== Records provided

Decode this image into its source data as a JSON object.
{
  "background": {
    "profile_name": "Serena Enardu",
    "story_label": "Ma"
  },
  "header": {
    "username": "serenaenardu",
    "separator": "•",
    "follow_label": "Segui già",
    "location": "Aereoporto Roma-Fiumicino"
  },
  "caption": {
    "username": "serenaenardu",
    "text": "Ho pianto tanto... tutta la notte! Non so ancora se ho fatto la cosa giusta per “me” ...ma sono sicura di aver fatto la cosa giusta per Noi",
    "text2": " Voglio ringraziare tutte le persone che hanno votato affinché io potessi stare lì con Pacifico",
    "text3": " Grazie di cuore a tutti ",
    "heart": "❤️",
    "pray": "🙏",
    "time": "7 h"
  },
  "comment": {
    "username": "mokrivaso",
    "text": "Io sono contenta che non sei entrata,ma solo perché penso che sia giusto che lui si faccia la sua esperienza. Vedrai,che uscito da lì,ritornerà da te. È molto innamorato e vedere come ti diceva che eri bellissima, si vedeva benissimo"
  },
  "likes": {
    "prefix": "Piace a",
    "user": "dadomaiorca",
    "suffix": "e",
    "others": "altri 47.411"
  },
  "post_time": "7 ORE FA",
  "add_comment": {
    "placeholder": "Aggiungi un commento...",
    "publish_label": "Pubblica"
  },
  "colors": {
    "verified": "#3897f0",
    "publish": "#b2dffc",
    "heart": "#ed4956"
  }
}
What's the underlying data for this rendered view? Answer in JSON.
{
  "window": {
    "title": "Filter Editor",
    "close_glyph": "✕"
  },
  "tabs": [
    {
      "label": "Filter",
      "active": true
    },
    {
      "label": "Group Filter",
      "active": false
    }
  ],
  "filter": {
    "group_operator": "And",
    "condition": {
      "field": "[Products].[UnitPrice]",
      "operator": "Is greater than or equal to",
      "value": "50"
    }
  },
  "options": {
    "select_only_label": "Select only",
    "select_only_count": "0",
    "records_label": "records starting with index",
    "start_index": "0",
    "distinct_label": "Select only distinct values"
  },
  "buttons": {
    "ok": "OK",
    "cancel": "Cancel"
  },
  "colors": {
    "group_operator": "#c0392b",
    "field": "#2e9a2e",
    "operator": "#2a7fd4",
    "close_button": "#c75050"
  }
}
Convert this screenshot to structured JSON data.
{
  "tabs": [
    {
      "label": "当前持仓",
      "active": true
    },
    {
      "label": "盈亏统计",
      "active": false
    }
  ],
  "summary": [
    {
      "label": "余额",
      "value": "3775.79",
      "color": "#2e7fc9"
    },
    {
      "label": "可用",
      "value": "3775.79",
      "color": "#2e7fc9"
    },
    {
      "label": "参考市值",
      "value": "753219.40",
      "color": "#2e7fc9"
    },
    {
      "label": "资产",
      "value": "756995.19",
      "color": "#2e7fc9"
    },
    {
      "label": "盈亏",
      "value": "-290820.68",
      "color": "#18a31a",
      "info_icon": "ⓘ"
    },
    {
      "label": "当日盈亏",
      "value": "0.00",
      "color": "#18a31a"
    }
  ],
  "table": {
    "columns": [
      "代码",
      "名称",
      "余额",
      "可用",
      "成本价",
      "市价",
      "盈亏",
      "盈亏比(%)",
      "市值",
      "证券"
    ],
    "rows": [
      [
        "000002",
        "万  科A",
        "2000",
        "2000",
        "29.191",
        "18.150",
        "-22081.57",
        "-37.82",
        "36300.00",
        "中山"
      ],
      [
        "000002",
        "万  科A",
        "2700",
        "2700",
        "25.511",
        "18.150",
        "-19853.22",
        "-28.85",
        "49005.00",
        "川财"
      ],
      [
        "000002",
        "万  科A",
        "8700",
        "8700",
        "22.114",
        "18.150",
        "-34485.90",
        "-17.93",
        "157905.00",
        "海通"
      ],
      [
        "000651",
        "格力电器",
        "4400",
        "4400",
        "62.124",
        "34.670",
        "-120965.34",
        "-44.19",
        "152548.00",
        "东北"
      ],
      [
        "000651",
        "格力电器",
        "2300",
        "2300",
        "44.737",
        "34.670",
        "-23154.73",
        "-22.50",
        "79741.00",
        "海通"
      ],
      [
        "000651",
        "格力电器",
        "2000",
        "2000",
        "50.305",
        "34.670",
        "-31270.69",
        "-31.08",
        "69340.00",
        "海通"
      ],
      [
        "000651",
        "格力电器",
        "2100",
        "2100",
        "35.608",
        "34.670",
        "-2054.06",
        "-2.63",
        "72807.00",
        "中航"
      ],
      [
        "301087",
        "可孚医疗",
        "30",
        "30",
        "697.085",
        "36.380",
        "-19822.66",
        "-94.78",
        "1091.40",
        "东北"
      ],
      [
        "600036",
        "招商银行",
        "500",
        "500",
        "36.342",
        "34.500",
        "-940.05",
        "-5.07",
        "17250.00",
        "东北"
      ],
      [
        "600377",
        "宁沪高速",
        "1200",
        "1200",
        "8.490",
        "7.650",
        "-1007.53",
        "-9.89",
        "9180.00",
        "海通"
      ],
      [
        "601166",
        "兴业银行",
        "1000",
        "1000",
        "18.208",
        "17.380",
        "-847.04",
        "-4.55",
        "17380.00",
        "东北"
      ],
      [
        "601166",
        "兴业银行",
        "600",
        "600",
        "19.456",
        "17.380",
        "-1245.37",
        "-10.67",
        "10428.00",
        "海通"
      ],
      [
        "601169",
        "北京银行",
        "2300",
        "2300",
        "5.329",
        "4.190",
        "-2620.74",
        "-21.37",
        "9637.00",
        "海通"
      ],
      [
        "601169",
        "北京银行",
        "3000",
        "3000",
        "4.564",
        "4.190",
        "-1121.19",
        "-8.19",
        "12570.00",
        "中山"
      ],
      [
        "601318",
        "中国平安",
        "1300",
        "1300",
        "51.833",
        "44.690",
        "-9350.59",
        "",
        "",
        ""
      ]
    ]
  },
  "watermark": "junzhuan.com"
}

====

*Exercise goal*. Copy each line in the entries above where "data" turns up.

*Answer section*.
Decode this image into its source data as a JSON object.
What's the underlying data for this rendered view? Answer in JSON.
Convert this screenshot to structured JSON data.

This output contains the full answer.